Below are the records; pull every line that includes "Read".

Component data from apps and pages
★ ★ ★ ★ ★
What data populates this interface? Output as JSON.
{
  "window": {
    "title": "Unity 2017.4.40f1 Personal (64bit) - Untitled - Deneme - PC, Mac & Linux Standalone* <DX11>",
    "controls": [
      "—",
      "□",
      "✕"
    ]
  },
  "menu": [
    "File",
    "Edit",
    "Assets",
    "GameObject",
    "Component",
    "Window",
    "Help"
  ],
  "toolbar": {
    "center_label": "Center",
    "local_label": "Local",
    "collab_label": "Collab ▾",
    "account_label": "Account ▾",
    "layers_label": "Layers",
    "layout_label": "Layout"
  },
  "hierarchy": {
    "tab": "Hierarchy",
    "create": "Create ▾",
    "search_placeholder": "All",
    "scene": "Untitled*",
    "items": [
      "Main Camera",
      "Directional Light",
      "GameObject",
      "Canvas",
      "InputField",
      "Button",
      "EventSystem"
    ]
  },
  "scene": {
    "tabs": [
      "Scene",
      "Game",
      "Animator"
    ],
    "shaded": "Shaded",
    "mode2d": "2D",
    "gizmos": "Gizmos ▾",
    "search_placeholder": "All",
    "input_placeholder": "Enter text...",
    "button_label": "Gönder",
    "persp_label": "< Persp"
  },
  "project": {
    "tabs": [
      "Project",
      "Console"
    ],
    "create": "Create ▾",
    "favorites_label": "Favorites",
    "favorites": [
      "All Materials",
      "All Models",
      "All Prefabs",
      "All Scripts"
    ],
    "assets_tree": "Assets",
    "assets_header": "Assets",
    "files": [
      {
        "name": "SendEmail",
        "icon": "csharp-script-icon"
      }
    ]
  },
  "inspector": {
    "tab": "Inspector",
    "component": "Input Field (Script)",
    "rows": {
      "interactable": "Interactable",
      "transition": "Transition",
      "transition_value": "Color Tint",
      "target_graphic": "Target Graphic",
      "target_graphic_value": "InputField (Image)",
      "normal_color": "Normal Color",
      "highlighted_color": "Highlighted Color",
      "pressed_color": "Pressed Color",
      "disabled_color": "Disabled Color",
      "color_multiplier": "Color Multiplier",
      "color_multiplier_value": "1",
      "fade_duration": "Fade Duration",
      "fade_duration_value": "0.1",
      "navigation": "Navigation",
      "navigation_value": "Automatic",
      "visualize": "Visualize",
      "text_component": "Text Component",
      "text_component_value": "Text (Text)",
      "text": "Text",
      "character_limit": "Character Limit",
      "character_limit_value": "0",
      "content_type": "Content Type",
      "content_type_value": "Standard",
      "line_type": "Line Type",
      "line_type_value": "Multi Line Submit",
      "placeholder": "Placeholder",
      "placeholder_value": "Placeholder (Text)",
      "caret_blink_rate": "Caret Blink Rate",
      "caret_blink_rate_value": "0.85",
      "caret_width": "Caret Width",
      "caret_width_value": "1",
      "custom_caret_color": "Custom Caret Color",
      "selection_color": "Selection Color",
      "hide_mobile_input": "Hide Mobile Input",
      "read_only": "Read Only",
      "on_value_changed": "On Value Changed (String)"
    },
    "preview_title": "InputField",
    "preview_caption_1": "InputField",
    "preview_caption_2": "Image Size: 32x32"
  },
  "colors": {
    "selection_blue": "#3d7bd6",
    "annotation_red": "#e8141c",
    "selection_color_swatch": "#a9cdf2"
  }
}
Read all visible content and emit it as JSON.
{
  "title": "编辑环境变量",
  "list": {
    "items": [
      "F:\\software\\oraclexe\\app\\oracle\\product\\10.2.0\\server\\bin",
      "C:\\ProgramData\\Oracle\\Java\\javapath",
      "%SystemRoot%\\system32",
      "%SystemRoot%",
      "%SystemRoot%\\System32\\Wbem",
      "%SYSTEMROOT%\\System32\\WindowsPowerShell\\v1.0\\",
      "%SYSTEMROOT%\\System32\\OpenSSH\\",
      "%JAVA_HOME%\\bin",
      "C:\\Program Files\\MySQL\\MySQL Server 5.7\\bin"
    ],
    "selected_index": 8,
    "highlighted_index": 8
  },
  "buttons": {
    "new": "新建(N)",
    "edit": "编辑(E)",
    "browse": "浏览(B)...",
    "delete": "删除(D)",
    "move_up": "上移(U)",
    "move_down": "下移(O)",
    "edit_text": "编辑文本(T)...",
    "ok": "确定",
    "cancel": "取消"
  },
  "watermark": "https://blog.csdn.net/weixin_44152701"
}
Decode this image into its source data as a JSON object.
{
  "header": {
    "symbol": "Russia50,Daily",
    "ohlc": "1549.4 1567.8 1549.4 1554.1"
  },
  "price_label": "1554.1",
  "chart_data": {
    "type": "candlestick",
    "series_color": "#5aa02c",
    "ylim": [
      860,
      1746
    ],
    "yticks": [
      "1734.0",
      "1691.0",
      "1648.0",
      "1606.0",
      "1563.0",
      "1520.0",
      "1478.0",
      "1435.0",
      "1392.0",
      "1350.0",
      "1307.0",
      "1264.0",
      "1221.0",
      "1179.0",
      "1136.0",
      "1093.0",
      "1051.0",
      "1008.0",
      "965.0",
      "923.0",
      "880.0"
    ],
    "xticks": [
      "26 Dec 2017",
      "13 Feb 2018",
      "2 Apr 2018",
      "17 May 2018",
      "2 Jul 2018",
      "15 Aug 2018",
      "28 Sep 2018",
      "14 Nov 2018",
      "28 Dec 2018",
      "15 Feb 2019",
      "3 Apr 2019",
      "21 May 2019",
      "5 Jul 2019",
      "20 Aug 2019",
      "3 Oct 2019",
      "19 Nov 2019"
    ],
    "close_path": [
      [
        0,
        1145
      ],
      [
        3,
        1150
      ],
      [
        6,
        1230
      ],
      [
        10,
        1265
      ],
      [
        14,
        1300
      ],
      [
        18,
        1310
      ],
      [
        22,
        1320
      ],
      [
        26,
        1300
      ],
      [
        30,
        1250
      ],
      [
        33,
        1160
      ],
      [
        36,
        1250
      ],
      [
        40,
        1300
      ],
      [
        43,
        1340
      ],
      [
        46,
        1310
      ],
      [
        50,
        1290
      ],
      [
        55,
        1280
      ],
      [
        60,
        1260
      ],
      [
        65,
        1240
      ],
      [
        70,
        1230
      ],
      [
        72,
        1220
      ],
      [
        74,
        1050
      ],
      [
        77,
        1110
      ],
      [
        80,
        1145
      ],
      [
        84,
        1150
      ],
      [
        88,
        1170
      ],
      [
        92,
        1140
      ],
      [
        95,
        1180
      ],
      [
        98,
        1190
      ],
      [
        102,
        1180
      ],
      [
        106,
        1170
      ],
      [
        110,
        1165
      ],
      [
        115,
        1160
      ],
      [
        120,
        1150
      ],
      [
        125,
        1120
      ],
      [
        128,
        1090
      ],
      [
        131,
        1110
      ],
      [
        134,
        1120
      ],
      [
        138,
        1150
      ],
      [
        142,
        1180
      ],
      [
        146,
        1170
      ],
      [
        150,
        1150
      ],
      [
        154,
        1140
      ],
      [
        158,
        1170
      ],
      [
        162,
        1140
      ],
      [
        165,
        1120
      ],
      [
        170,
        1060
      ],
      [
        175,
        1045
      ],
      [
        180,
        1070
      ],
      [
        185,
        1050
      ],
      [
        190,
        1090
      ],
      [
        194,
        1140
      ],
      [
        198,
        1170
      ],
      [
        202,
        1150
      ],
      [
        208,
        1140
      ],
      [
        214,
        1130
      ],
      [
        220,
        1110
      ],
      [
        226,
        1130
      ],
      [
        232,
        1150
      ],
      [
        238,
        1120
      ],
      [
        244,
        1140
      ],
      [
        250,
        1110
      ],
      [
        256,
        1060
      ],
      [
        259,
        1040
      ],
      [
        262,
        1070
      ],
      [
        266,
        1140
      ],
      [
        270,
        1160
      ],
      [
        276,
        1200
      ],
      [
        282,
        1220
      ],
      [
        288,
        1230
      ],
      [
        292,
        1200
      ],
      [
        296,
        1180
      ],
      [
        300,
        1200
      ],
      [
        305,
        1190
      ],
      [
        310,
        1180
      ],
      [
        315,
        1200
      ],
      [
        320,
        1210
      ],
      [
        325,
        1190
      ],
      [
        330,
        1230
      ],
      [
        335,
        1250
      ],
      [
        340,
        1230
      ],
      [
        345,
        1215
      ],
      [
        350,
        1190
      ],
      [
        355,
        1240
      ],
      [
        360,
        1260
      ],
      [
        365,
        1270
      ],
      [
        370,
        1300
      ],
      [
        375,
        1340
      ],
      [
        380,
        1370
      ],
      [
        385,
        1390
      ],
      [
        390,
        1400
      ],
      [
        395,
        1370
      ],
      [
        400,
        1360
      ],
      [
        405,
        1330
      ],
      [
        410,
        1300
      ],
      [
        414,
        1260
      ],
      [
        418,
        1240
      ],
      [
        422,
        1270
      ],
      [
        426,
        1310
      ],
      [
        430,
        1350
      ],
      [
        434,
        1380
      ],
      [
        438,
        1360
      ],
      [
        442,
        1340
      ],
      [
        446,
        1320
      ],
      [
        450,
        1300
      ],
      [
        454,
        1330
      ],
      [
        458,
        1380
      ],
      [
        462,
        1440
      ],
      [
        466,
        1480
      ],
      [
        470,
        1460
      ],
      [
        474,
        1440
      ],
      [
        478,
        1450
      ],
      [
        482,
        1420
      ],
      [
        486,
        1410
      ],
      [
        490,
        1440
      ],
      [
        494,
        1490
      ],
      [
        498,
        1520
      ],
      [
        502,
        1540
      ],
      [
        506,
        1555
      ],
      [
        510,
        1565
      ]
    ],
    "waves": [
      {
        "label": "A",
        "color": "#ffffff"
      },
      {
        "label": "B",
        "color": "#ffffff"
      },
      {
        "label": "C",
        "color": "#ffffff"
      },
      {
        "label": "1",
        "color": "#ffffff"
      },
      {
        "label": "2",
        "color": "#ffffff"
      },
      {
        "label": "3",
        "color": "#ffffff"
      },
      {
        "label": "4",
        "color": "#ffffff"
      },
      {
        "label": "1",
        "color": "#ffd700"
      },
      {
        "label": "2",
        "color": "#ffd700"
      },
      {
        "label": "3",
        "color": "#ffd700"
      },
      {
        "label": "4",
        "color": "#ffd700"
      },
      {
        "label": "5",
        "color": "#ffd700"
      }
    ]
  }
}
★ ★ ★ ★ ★
» WRITTEN RESPONSE:
      "read_only": "Read Only",
Read all visible content and emit it as JSON.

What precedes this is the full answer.